Whatever you may think of the subject matter of his books, King hasn’t written nearly 50 novels, all of them best-sellers, by being the only guy in town to write horror stories or fantasy. He didn’t do it by strict adherence to Strunk & White’s ELEMENTS OF STYLE or the AP HANDBOOK, either.
He did it by being one hell of a good storyteller.
King could set a story in a sleepy town in Maine, put the guts of that same story into an enchanted car, write about an obsessive book reader rescuing her favorite author, tell it all in a story about a rabid dog, or set it around a struggling writer and his family in a nearly deserted snowed-in summer resort.
For that matter, so can you.
Because any way you look at it, it’s the same story. You can even add elves and dragons and trolls, or talking animals in the world just beyond the closet. It’s still the same story. And, surprise, surprise, it’s all about the story.
Be a Good Storyteller
I had the pleasant surprise the other day of discovering Guy Bergstrom and his fantastically witty blog about writing: THE RED PEN OF DOOM. I’m going to have to write and thank him … and I definitely think he’s a blogger to follow. In one of his many posts I was introduced to the late Blake Snyder. Blake was another one who took time to cut through all the classroom-taught traditions and nonsense.
In his SAVE THE CAT book Blake pointed out that it’s patently stupid to call FATAL ATTRACTION a domestic drama and ALIEN a sci-fi movie and JAWS a horror flick, because they are all the same basic, primal story: there’s a monster in the house.

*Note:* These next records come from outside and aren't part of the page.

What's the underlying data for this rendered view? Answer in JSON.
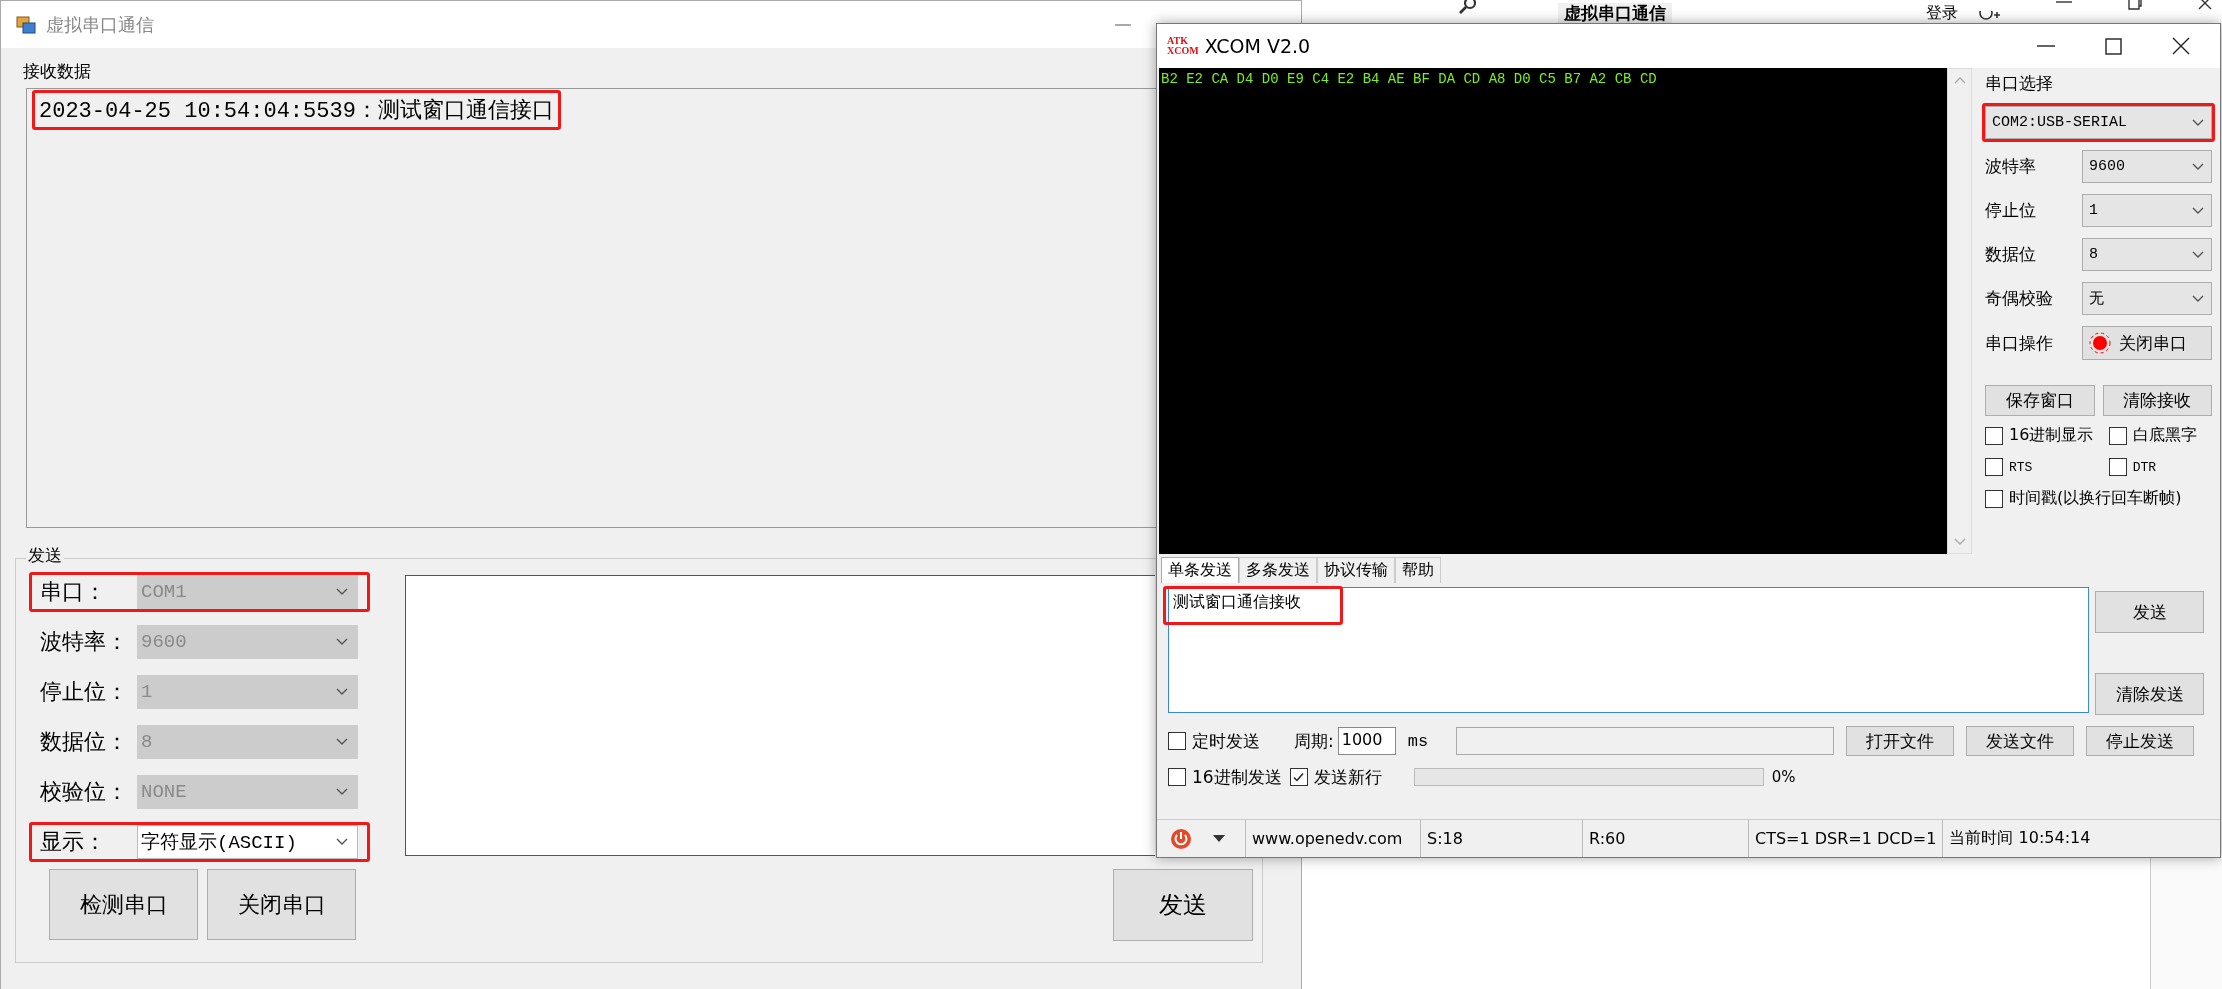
{
  "background_window": {
    "title": "虚拟串口通信",
    "login": "登录"
  },
  "main_window": {
    "title": "虚拟串口通信",
    "receive_group": {
      "label": "接收数据",
      "lines": [
        {
          "text": "2023-04-25 10:54:04:5539：测试窗口通信接口",
          "highlighted": true
        }
      ]
    },
    "send_group": {
      "label": "发送",
      "settings": [
        {
          "label": "串口：",
          "value": "COM1",
          "disabled": true,
          "highlighted": true
        },
        {
          "label": "波特率：",
          "value": "9600",
          "disabled": true,
          "highlighted": false
        },
        {
          "label": "停止位：",
          "value": "1",
          "disabled": true,
          "highlighted": false
        },
        {
          "label": "数据位：",
          "value": "8",
          "disabled": true,
          "highlighted": false
        },
        {
          "label": "校验位：",
          "value": "NONE",
          "disabled": true,
          "highlighted": false
        },
        {
          "label": "显示：",
          "value": "字符显示(ASCII)",
          "disabled": false,
          "highlighted": true
        }
      ],
      "buttons": [
        "检测串口",
        "关闭串口"
      ],
      "send_button": "发送"
    }
  },
  "xcom_window": {
    "title": "XCOM V2.0",
    "logo": [
      "ATK",
      "XCOM"
    ],
    "receive_text": "B2 E2 CA D4 D0 E9 C4 E2 B4 AE BF DA CD A8 D0 C5 B7 A2 CB CD",
    "panel": {
      "port_label": "串口选择",
      "port": {
        "value": "COM2:USB-SERIAL",
        "highlighted": true
      },
      "settings": [
        {
          "label": "波特率",
          "value": "9600"
        },
        {
          "label": "停止位",
          "value": "1"
        },
        {
          "label": "数据位",
          "value": "8"
        },
        {
          "label": "奇偶校验",
          "value": "无"
        }
      ],
      "operation": {
        "label": "串口操作",
        "button": "关闭串口"
      },
      "buttons": [
        "保存窗口",
        "清除接收"
      ],
      "checkboxes": [
        {
          "label": "16进制显示",
          "checked": false
        },
        {
          "label": "白底黑字",
          "checked": false
        },
        {
          "label": "RTS",
          "checked": false
        },
        {
          "label": "DTR",
          "checked": false
        },
        {
          "label": "时间戳(以换行回车断帧)",
          "checked": false
        }
      ]
    },
    "tabs": [
      {
        "label": "单条发送",
        "selected": true
      },
      {
        "label": "多条发送",
        "selected": false
      },
      {
        "label": "协议传输",
        "selected": false
      },
      {
        "label": "帮助",
        "selected": false
      }
    ],
    "send_text": {
      "value": "测试窗口通信接收",
      "highlighted": true
    },
    "send_buttons": [
      "发送",
      "清除发送"
    ],
    "timed_send": {
      "label": "定时发送",
      "checked": false
    },
    "period_label": "周期:",
    "period": "1000",
    "period_unit": "ms",
    "file_buttons": [
      "打开文件",
      "发送文件",
      "停止发送"
    ],
    "hex_send": {
      "label": "16进制发送",
      "checked": false
    },
    "newline": {
      "label": "发送新行",
      "checked": true
    },
    "progress": {
      "level": 0,
      "reading": "0%"
    },
    "status_bar": [
      "www.openedv.com",
      "S:18",
      "R:60",
      "CTS=1 DSR=1 DCD=1",
      "当前时间 10:54:14"
    ]
  }
}
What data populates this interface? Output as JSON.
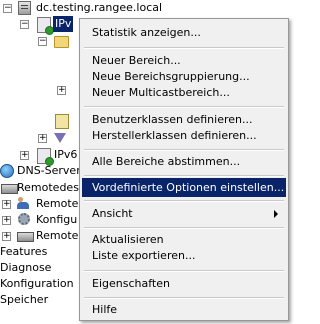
{
  "tree": {
    "root_label": "dc.testing.rangee.local",
    "ipv4_label": "IPv",
    "ipv6_label": "IPv6",
    "dns_label": "DNS-Server",
    "remotedesk_label": "Remotedesl",
    "remote1_label": "Remote",
    "config_label": "Konfigu",
    "remote2_label": "Remote",
    "features_label": "Features",
    "diagnose_label": "Diagnose",
    "konfiguration_label": "Konfiguration",
    "speicher_label": "Speicher",
    "collapse_glyph": "−",
    "expand_glyph": "+"
  },
  "context_menu": {
    "items": [
      "Statistik anzeigen...",
      "Neuer Bereich...",
      "Neue Bereichsgruppierung...",
      "Neuer Multicastbereich...",
      "Benutzerklassen definieren...",
      "Herstellerklassen definieren...",
      "Alle Bereiche abstimmen...",
      "Vordefinierte Optionen einstellen...",
      "Ansicht",
      "Aktualisieren",
      "Liste exportieren...",
      "Eigenschaften",
      "Hilfe"
    ],
    "highlighted": "Vordefinierte Optionen einstellen...",
    "submenu_item": "Ansicht"
  },
  "colors": {
    "highlight": "#0a246a",
    "menu_bg": "#f0f0f0",
    "status_ok": "#2c9b2c"
  },
  "icons": [
    "server-icon",
    "folder-icon",
    "dhcp-icon",
    "note-icon",
    "filter-icon",
    "dns-icon",
    "people-icon",
    "gear-icon",
    "rack-icon",
    "submenu-arrow-icon"
  ]
}
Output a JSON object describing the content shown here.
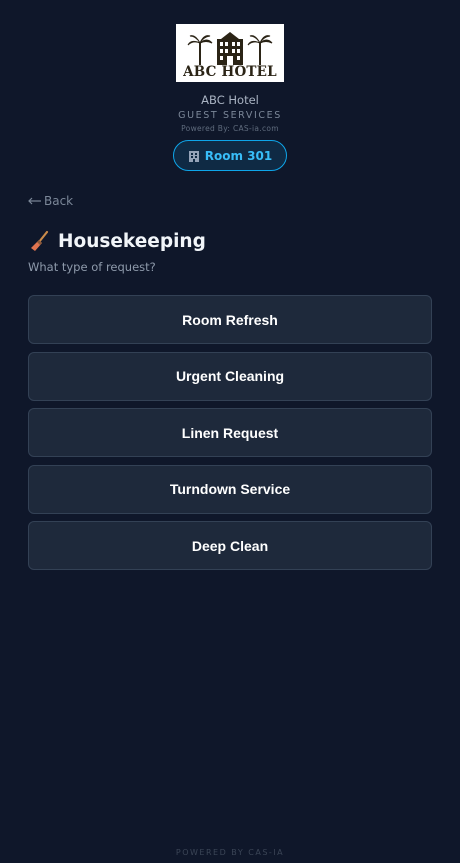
{
  "header": {
    "logo_text": "ABC HOTEL",
    "hotel_name": "ABC Hotel",
    "subtitle": "GUEST SERVICES",
    "powered_by": "Powered By: CAS-ia.com",
    "room_label": "Room 301",
    "room_icon": "building-icon"
  },
  "nav": {
    "back_label": "Back",
    "back_icon": "arrow-left-icon"
  },
  "page": {
    "title": "Housekeeping",
    "title_icon": "broom-icon",
    "prompt": "What type of request?"
  },
  "options": [
    {
      "label": "Room Refresh"
    },
    {
      "label": "Urgent Cleaning"
    },
    {
      "label": "Linen Request"
    },
    {
      "label": "Turndown Service"
    },
    {
      "label": "Deep Clean"
    }
  ],
  "footer": {
    "text": "POWERED BY CAS-IA"
  },
  "colors": {
    "background": "#0f172a",
    "card": "#1e293b",
    "card_border": "#334155",
    "accent": "#38bdf8"
  }
}
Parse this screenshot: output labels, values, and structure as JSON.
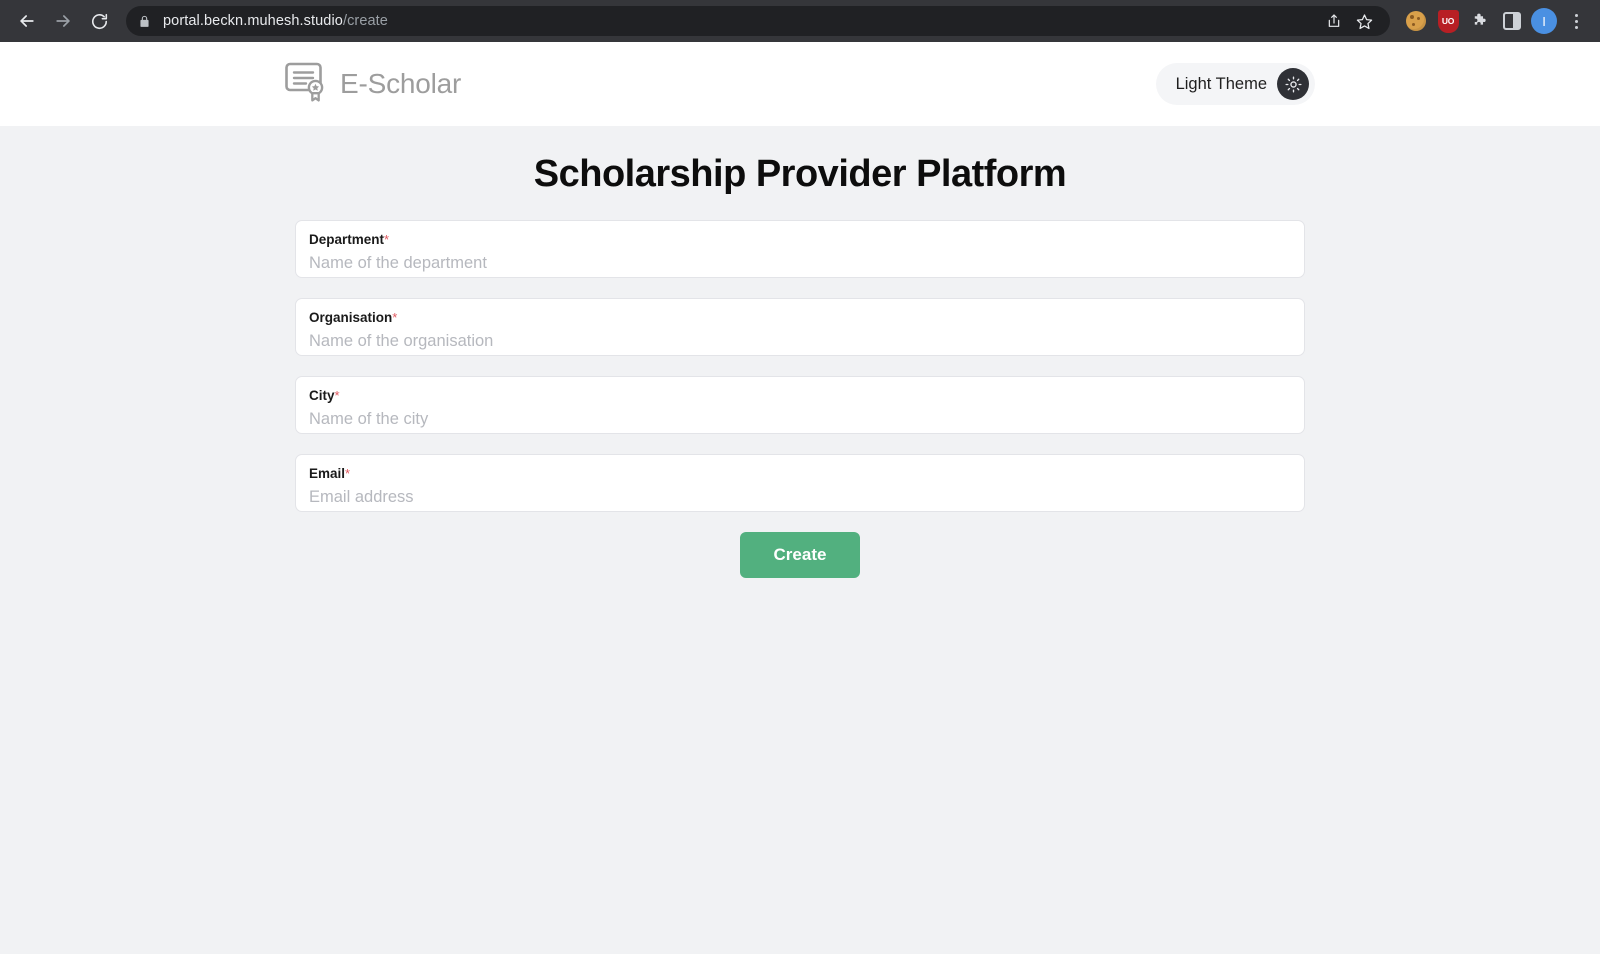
{
  "browser": {
    "back_icon": "back-arrow-icon",
    "forward_icon": "forward-arrow-icon",
    "reload_icon": "reload-icon",
    "lock_icon": "lock-icon",
    "url_domain": "portal.beckn.muhesh.studio",
    "url_path": "/create",
    "share_icon": "share-icon",
    "bookmark_icon": "star-icon",
    "extensions": [
      {
        "name": "cookie-extension-icon"
      },
      {
        "name": "shield-extension-icon",
        "label": "UO"
      },
      {
        "name": "puzzle-extensions-icon"
      },
      {
        "name": "side-panel-icon"
      }
    ],
    "profile_initial": "I",
    "menu_icon": "kebab-menu-icon"
  },
  "header": {
    "logo_icon": "certificate-logo-icon",
    "logo_text": "E-Scholar",
    "theme_toggle_label": "Light Theme",
    "theme_toggle_icon": "sun-icon"
  },
  "page": {
    "title": "Scholarship Provider Platform"
  },
  "form": {
    "required_marker": "*",
    "fields": [
      {
        "label": "Department",
        "placeholder": "Name of the department",
        "value": ""
      },
      {
        "label": "Organisation",
        "placeholder": "Name of the organisation",
        "value": ""
      },
      {
        "label": "City",
        "placeholder": "Name of the city",
        "value": ""
      },
      {
        "label": "Email",
        "placeholder": "Email address",
        "value": ""
      }
    ],
    "submit_label": "Create"
  },
  "colors": {
    "accent_green": "#52b07f",
    "page_background": "#f1f2f4",
    "header_background": "#ffffff",
    "required_red": "#e0585f",
    "logo_gray": "#9d9d9d"
  }
}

I bought Blake’s book, but I won’t summarize it here and give away all its secrets. Even though it’s ostensibly about screenwriting, if you’re a fiction writer of any kind I would suggest you get the book and read it. It’s that good.